In 1958, Sartre began a monumental effort to depict Freud as a passionate sojourner, searching for the truth in his relationship to his father and father-figures, forever striving to understand the bewildering patterns of human emotions so that he might better understand himself. Sartre writes in the initial treatment: "The subject of the scenario is really: a man sets about knowing others because he sees this as the only way of getting to know himself; he realizes he must carry out his research upon others and upon himself simultaneously."
Over Page Limit
Huston was delighted with this depiction of Freud, and Sartre was instructed to proceed with the screenplay. Unfortunately, Sartre's enthusiasm carried him over the page limit for a feature film (to 383 pages!). When Huston responded with the requisite cuts, Sartre balked, rewriting an even longer script. At his point Hollywood exited, leaving Sartre's treatment and both versions of his screenplay to languish amid his papers for 25 years until their recent rediscovery.
Compiled into one volume, edited by J.-B. Pontalis and translated elegantly by Quintin Hoare, the book is a marvel, at once revealing insight into Freud the man, Sartre's relationship to Freudian psychoanalysis, and the modifications and transformations inherent in the screenwriting process. Freud becomes a character whose verisimilitude is based on the reader's previous acquaintance with literal biographical material and with the personal traces Freud himself left behind in his work. Like many of Sartre's literary characters, Freud is a man attached to and repelled by his father. Psychoanalysis, it seems, is almost a byproduct of Freud's quest to dispel his own disquieting filial stance.

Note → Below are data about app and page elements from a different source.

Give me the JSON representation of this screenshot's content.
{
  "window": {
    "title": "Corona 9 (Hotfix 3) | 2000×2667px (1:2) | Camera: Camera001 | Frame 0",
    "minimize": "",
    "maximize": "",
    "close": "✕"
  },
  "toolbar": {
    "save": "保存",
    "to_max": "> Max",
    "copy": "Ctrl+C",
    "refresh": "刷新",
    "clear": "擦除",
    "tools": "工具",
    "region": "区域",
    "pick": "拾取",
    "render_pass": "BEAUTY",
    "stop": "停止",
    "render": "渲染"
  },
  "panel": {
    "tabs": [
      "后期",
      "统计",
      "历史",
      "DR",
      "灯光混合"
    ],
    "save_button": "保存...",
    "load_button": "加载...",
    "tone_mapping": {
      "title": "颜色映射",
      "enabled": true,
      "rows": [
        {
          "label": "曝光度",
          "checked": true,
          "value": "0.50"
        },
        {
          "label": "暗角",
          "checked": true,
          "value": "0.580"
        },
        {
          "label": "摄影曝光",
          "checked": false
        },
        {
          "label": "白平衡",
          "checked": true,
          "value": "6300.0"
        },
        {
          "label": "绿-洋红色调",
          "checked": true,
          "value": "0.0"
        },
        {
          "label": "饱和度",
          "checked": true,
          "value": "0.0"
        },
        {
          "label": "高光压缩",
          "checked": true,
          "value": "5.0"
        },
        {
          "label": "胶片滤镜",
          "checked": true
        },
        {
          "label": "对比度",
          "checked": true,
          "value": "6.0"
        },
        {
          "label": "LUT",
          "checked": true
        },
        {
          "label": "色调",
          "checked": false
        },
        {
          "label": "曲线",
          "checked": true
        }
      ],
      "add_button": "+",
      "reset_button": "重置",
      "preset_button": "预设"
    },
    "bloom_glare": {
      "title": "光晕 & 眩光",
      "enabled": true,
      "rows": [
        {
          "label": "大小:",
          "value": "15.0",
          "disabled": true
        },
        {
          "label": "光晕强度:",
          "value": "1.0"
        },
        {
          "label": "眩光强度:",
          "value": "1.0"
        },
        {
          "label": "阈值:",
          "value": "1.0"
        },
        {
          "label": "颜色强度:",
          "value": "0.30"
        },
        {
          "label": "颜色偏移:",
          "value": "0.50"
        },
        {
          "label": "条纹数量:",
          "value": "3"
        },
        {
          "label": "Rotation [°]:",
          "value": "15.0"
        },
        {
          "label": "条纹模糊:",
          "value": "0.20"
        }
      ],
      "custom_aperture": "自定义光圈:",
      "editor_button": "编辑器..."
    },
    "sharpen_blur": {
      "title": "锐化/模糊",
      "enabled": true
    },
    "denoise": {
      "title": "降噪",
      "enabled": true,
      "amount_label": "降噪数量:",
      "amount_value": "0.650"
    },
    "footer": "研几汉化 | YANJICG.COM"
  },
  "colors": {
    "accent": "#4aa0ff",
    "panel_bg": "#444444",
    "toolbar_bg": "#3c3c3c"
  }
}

Sartre's Freud is also, however, humorous, gentle and wise; the self-effacing Freud so readily discernible in the footnotes of "The Interpretation of Dreams" lives explicitly in Sartre's engaging screenplay.
For the uninitiated, the screenplays themselves are terrific pieces of historical fiction. For those more familiar with Sartre's existential philosophy, the work is a scholarly necessity in the light it sheds on Sartre's supposedly unbroken animosity toward Freudian analysis. It is from his stance that the editor's preface becomes the most important though, unfortunately, the most disappointing segment of the book.
Pontalis is a French Freudian, and the co-author of a most respected psychoanalytic dictionary, "The Language of Psychoanalysis." He is eminently qualified to present and analyze Sartre's treatment of Sigmund Freud. Pontalis falls short, however, in a preface of a mere 10 pages in contextualizing the importance of Sartre's sympathetic view of Freudian psychoanalysis. By relying too heavily on the reader's prior knowledge of Sartre's theories, Pontalis robs his inherently convincing arguments regarding Sartre's change of heart of their potency. The questions raised and answered by the editor need fleshing out via footnotes or more extended definitions, so that those less familiar with Sartre's existentialism can grasp the screenplay's intellectual significance.
Finally, the volume is an excellent treatise on the transformation of a screenplay. By including the treatment, all of the first version, extracts from the second version, and a terrifically illuminating table tracking the differences among these texts, the editor provides the reader with an opportunity to follow the multifarious revisions of a typical screenplay.
In the light of Huston's film, the inclusions and exclusions of Sartre's work become even more intriguing and worthy of anaylsis, for the film is replete with scenes, images and characters originated by Sartre (who declined any screen credit), while at the same time it neglects some of the Sartrian script's most humorous moments.